Whoever decides to place a designer fireplace in his living area wants, first of all, to endow the environment with a focal center, around which to welcome guests and spend relaxing moments. For this reason, the location of the heating body is the most important aspect of interior design. The interior designer must first carefully study the room in which the modern fireplace design will be placed, not only from the point of view of size and shape but also regarding its use. The role of a catalyst for domestic life, which a fireplace covers, means that it must be placed within a real fabric of social relations, and therefore designed to meet the needs of users. Therefore, it is fundamental to pay attention to the lines that the tenants draw between the areas of the house, making sure that they do not cross the space between the hearth and seating arrangement. This would, in fact, lead to the breaking of the sense of intimacy created by the fireplace, as well as problems of air movement that would risk generating smoke puffs. As regards to the shape and size of the room, larger rooms allow greater freedom as the fireplace can act as a divider between distinct environments. It is also necessary to take into account the countless technical and structural limits due to the presence of load-bearing walls, the thickness of the walls themselves, or the placement of previously built flues.
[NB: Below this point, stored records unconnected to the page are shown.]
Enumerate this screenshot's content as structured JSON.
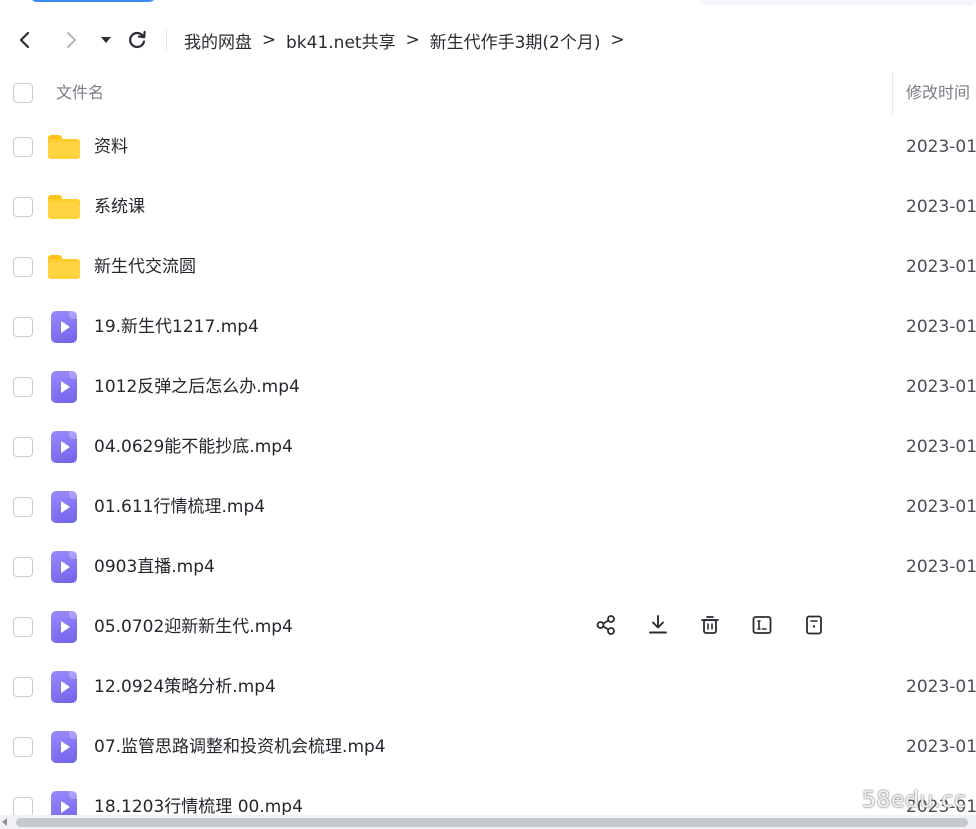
{
  "breadcrumbs": [
    "我的网盘",
    "bk41.net共享",
    "新生代作手3期(2个月)"
  ],
  "breadcrumb_separator": ">",
  "header": {
    "name_label": "文件名",
    "time_label": "修改时间"
  },
  "rows": [
    {
      "type": "folder",
      "name": "资料",
      "time": "2023-01"
    },
    {
      "type": "folder",
      "name": "系统课",
      "time": "2023-01"
    },
    {
      "type": "folder",
      "name": "新生代交流圆",
      "time": "2023-01"
    },
    {
      "type": "video",
      "name": "19.新生代1217.mp4",
      "time": "2023-01"
    },
    {
      "type": "video",
      "name": "1012反弹之后怎么办.mp4",
      "time": "2023-01"
    },
    {
      "type": "video",
      "name": "04.0629能不能抄底.mp4",
      "time": "2023-01"
    },
    {
      "type": "video",
      "name": "01.611行情梳理.mp4",
      "time": "2023-01"
    },
    {
      "type": "video",
      "name": "0903直播.mp4",
      "time": "2023-01"
    },
    {
      "type": "video",
      "name": "05.0702迎新新生代.mp4",
      "time": "",
      "hover": true
    },
    {
      "type": "video",
      "name": "12.0924策略分析.mp4",
      "time": "2023-01"
    },
    {
      "type": "video",
      "name": "07.监管思路调整和投资机会梳理.mp4",
      "time": "2023-01"
    },
    {
      "type": "video",
      "name": "18.1203行情梳理 00.mp4",
      "time": "2023-01"
    }
  ],
  "row_actions": [
    "share-icon",
    "download-icon",
    "delete-icon",
    "rename-icon",
    "more-info-icon"
  ],
  "watermark": "58edu.cc",
  "colors": {
    "folder": "#ffcc2e",
    "video": "#7b6ff0",
    "accent": "#3a8cff"
  }
}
As for the types of chimneys, the most common structures remain those on the wall or at an angle, as they are more versatile and simple to install. In recent years, however, new and more particular types of modern fireplace designs have begun to spread, capable of reinterpreting the classic concept of the hearth. Among these, we find the central or island chimneys, which reflect the structure of the first hearths built in the center of houses. Thanks to the latest ultralight materials, it is possible to create shapes that were unthinkable until recently, thus integrating the fireplace into the very structure of the environment. Another widespread typology is the bifrontal, or pass-through fireplace, which means that it faces several sides of the same wall. A solution of this type makes it possible to create a connection between two environments, or alternatively act as a separator between several parts of the same room.
Among the most interesting examples of designer fireplaces is the use of marble, both white and black, to create large surfaces that are integrated into the line of the walls, where the heart is enclosed in frames of simple rectangular shapes and without decorations. With similar purposes in mind, it is also common to use raw cement, a recent industrial style, to create structures with smooth surfaces without frills, or even tiled wood to create a warmer climate, or to combine with a dark plaster. Of more classic but equally elegant taste are the framed fireplaces, which can be in stone (often marble), in tile, or, for a more modern style, in metal. There are also examples that refer to the column and frieze style typical of noble palaces, often reinterpreted with the use of modern materials or mosaic coverings. There are also fireplaces of rustic taste, with the use of roughly cut stones or bricks.
The island and bifrontal structures are those that most lend themselves to modern and unconventional designs, thanks to the use of glass only, for example, in order to create the impression of a free fire inside the room. In Antonio Lupi's chimneys, the concept of the domestic hearth is thus overturned, taking the flame out of the body of the fireplace and removing all the superfluities to focus the attention on the role of fire. Another very interesting example is that of Focus, which proposes a series of fireplaces in which the chimney becomes a central component of the design, where the central body of the hearth is configured as an extension of it through sinuous and natural shapes. The sophisticated modern design of these fireplaces makes them a perfect example of aesthetics that mixes futuristic inspiration and ancient suggestions.
Even the classic wood-burning stove is increasingly used as a design element, both due to its small size and greater freedom in placement, given that it does not require the same structural attention as the fireplace. In this sense, we move from reinterpretations of the traditional cast-iron stove to objects of the most unconventional forms. Also in this case, the flue becomes a complement to the design itself, as it is not possible to hide it in the masonry. The body of the stove is often quadrangular or cylindrical in shape, but there are also examples of breakout designer stoves, such as Jøtul's F105 series, which combines the classic style of Nordic stoves with soft, smooth lines.